I thoroughly enjoyed reading Tea-spiration. It was like nothing else that I am reading! As a blogger, myself of tea and literature, sometimes I get bogged down with deadlines and duties, but Tea-spiration reminded me to slow down and think simply. Did you intentionally stray away from writing a factual book about tea and focus more on a book that would elicit the very experience that I, and I am sure many other readers, had?
LuAnn Pannunzio: Thank you so much for the kind words. I'm truly happy to hear that! I did intentionally stray away from writing a factual book about tea. Even though that was important to me, it was one of the challenges.
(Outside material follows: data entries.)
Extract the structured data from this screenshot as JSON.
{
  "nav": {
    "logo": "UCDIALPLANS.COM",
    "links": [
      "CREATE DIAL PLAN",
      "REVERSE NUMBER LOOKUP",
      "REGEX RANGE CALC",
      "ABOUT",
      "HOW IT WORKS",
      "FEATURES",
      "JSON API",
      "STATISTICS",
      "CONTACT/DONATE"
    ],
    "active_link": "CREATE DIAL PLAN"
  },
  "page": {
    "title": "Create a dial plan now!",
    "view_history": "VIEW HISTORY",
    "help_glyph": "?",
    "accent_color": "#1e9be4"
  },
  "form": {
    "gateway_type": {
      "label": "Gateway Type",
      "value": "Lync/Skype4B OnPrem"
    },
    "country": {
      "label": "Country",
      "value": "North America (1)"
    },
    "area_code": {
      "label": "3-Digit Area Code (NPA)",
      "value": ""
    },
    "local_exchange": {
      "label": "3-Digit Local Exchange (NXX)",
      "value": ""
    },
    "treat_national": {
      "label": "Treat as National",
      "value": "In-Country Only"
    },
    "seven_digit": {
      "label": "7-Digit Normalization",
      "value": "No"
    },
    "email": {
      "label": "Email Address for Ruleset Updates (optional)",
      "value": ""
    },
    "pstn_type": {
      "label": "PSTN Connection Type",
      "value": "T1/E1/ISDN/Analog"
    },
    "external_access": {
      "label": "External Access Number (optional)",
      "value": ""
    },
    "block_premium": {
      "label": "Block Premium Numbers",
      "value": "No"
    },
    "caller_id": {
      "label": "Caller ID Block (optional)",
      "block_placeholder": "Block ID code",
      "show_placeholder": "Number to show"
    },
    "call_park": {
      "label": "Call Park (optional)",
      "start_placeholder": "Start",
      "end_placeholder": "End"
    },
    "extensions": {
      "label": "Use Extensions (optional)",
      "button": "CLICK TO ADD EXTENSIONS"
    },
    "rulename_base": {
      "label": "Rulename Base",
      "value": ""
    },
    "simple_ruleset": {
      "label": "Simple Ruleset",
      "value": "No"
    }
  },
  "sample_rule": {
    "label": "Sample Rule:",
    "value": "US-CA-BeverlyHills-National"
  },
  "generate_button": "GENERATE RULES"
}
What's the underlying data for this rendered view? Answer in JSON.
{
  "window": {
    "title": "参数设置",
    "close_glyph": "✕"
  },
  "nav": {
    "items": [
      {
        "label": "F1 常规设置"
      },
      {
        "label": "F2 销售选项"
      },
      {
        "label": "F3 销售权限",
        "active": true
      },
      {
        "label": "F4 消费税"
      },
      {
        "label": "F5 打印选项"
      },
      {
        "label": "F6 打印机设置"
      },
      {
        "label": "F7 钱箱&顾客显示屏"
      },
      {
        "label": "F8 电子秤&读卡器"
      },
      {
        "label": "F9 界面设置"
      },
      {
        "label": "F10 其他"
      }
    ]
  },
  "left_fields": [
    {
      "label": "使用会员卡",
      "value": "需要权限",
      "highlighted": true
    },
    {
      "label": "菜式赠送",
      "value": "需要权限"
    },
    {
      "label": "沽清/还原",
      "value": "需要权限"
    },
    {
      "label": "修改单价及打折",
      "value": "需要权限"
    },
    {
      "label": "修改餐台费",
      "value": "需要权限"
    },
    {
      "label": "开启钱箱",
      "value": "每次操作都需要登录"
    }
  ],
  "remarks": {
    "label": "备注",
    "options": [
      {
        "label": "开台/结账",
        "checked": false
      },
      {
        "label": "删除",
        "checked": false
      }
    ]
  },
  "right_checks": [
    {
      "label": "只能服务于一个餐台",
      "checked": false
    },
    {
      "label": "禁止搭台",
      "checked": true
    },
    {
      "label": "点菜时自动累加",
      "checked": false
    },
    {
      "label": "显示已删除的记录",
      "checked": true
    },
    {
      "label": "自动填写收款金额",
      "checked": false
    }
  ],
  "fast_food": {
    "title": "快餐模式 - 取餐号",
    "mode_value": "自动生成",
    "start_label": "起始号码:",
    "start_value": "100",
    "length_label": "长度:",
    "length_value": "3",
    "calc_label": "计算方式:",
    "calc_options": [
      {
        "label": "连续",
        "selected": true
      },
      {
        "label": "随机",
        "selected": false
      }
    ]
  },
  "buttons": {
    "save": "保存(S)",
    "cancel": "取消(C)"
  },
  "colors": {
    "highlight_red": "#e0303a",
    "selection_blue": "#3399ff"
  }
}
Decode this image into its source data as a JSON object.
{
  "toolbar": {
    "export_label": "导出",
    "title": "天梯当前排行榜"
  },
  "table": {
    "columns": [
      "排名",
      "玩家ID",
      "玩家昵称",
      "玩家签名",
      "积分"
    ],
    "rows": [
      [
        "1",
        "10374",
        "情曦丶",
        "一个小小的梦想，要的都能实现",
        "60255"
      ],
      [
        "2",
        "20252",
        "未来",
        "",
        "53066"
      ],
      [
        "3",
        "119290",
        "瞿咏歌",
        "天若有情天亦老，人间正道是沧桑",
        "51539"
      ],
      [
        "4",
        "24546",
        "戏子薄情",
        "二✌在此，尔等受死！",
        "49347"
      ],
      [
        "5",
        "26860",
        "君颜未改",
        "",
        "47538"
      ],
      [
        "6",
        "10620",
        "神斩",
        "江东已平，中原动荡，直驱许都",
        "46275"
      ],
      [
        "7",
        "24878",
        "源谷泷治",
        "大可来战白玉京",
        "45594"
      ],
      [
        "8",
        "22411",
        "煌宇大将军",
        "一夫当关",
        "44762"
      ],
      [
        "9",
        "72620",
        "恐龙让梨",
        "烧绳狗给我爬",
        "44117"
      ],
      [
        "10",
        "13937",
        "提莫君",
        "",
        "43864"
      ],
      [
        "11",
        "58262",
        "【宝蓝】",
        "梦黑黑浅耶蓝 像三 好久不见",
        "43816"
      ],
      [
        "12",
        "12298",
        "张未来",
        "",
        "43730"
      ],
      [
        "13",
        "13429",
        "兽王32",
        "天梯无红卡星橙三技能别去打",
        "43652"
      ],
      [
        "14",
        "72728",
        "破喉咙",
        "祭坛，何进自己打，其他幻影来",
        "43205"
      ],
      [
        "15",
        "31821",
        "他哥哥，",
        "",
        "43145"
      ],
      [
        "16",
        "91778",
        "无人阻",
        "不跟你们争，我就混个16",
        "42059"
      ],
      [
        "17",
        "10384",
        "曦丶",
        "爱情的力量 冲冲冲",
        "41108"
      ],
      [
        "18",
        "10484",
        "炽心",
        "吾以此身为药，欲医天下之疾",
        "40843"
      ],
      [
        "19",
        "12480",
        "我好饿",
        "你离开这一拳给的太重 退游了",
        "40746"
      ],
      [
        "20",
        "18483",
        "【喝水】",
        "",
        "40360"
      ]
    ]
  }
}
It was tough to write a tea book without any facts, but, as you mention, I wanted the focus to be on readers' experiences with the beverage.
While I don't dive into tea facts like how to properly steep certain teas, I do touch upon the facts about the hard work that goes into making your tea which I believe is equally, if not more important. I also find that it’s just easier to slow down with my tea if I’m not so fixated on the tea do’s and don’ts.
"...tea is a personal experience...
others are allowed to experiment..."
- LuAnn Pannunzio
Gabie: (laughing) Well, I for one must say that I am glad that you strayed away from the tea do's and don't, we have enough of that jargon on the bookshelves!
In Tea-spiration, I relished how you focused on activating all 5 senses when sipping tea! I normally speak about the Hue, the Scent and the Sip (taste) when reviewing tea but I neglect the sound and the feel which are equally delightful. Why do you believe engaging all 5 senses is necessary to truly enjoy your tea?
LuAnn Pannunzio: It’s something I learned a while back as it’s also common knowledge when tasting wine. I remember going on a winery tour a few years back and they spoke about engaging all your senses when wine tasting and I kept thinking about how it easily related back to tea tastings. Activating all senses when sipping tea is another way of making sure you’re completely present with your tea and not distracted with other things around you.
Gabie: Yes, distraction can really cloud the experience of tea sipping. Thank you for sharing with us what helps you focus...
and speaking of focus, here at Tea End Blog we focus on tea and literature to sip happily ever after. I like to ask all of Tea End Blog’s guests two questions, although the latter may be obvious: What are you sipping and reading lately?
LuAnn Pannunzio: Right now I am sipping on a peach and pear white tea. It's a delightful blend that reminds me of summer so as winter slowly arrives here in Canada it is the perfect steep.
As for a recent read of mine (aside for Tea-spiration) The Tea Planter's Wife by Dinah Jefferies. It was sent to me a while back for my blog but with my book stuff I'm just getting around to continuing it. (smiling)
Sip like LuAnn Pannunzio!
Read with LuAnn Pannunzio!
Gabie: Yum! A peach and pear white tea? That sounds absolutely divine. White tea blends so happen to be my favorite! You are sincerely in love with tea; sipping it, reading about it and let's not forget, writing about it too! Thank you for sharing!
Can you let all the tea sipping bookworms know where they can find you and Tea-spiration?
Amazon Author Page: https://www.amazon.com/Lu-Ann Pannunzio/e/B01JPJRL4E/ref=ntt_dp_epwbk_0
This would be an appropriate moment for me to show appreciation to LuAnn Pannunzio for not only taking time out of her busy schedule to perform this Blogview for Tea End Blog but also to indulge us tea sipping bookworms. I also want to say thank you for dedicating a portion of her life to provide such an inspirational read, Tea-spiration.
I am so proud and content to know that we live in a world where a tea enthusiast can write sincerely as an author and touch so many hearts. Tea-spiration will sit proudly on my bookshelf and when mentioning great reads about tea I will not neglect to allow Tea-spiration to roll pleasantly off my lips.
Again, I appreciate you, your wonderful book and all the work that you do to make sipping happily ever after an inspiring experience. I hope our tea paths cross again.
Have you ever finished a book over a pot of tea?
What was the tea & book?